When did you first hear the term ‘legal tech’ and what did you think at the time?
I have been an angel investor for a number of years now and I think I first came across ‘legal tech’ on a Sunday evening at my home in Finchley when being pitched to for investment by a start-up, which had built a platform to negotiate derivatives documents. As a derivatives lawyer at the time I was blown away by how treating documents as data could improve my job and outcomes for the client.
The demo I received that evening was one of the main reasons that I believed that an innovation space like Fuse could be successful.
What is your role now?
I am a Partner in Allen & Overy’s London office and the Head of Fuse, which has been open for five years.
Why did you move into this field, (if this is not the only field you’ve worked in)?
I absolutely loved being a derivatives lawyer, but I was always curious and always determined to deliver to the best of my ability for my clients. I originally came up with the idea of Fuse during my third maternity leave, when I spent some time visiting incubators around London and preparing a business plan.
I was incredibly fortunate that our Senior Partner, Wim Dejonghe, had a strong commitment to Allen & Overy being ‘the most advanced law firm’ and with his support and the guidance of others, we launched Fuse in 2017.
What is the most rewarding aspect of your job?
As the Head of Fuse I have three main stakeholder groups – our lawyers, our clients and our Fuse cohort. My most rewarding moments are when the three groups work together to deliver successful outcomes.
If you looked into a crystal ball, how much do you think the everyday practice of law will change in the next five to ten years?
It is almost inevitable that the everyday practice of law will change within that timeframe. For a start, we are attracting talent with new and different skillsets (whether that be a STEM degree or a deeper technical expertise) and expectations (often, regarding the quality of work, and work, life balance).
The technology is moving on, enabling some laborious tasks to be done more easily and effectively. And of course we all know that client expectations are changing. Putting that altogether, I expect to see an increase in multi-disciplinary working, a more pervasive and ambitious use of technology in lawyers everyday working practices and a shift in how we charge for our services.
If you had one gripe about legal tech companies what would it be?
I sometimes interact with legal tech companies who haven’t taken the time to do their research – on the type of law firm we are, the work we do and the products we already use. My advice to anyone pitching for business is very basic: know your audience and be clear on the value that you would bring to them specifically. If I was allowed another gripe, I would add that legal tech companies should be clearer about what the KPIs of success are – and help law firms to measure and deliver on those KPIs from the outset.
If you had one thing you’d really like to applaud legal tech companies for, what would it be?

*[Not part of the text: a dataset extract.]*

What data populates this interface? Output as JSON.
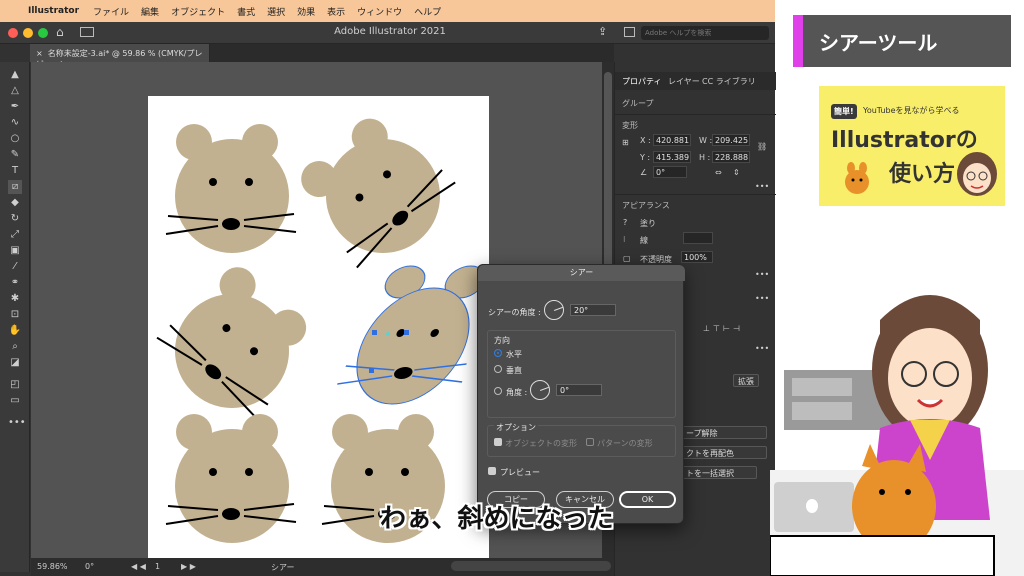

I have thoroughly enjoyed being on the journey with some of the Fuse cohort companies and am full of admiration for their desire to continuously improve their products.

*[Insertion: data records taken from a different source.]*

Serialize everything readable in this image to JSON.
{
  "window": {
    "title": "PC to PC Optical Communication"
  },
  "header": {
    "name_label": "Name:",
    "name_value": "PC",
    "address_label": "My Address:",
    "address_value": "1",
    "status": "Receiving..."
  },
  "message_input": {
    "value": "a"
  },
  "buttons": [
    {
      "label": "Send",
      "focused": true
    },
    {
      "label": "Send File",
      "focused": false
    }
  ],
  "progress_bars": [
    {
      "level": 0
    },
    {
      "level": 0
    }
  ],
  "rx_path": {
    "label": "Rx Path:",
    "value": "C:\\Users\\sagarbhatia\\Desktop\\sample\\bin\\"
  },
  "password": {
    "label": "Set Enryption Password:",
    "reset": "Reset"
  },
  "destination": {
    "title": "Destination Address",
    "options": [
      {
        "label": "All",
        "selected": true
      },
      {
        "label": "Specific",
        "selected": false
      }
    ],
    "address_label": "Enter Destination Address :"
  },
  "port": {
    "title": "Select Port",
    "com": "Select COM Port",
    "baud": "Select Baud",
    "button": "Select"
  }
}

One of the key benefits for a legal tech company of being in Fuse is the regular feedback they get from users – of different levels of seniority, from different geographies and from a range of departments. But only if they listen. For those who do, it has been a pleasure to see how products have progressed.
And finally, what advice would you give to anyone wanting to get into this field?
Be brave and give it a go!
Thanks Shruti, great insights. And indeed, be brave!
Legal Innovators Conferences in 2023
If you found the topics discussed here of interest, then keep a look out for news of Legal Innovators conferences in California, USA, in June 2023, and in London in the autumn of next year also. More info here.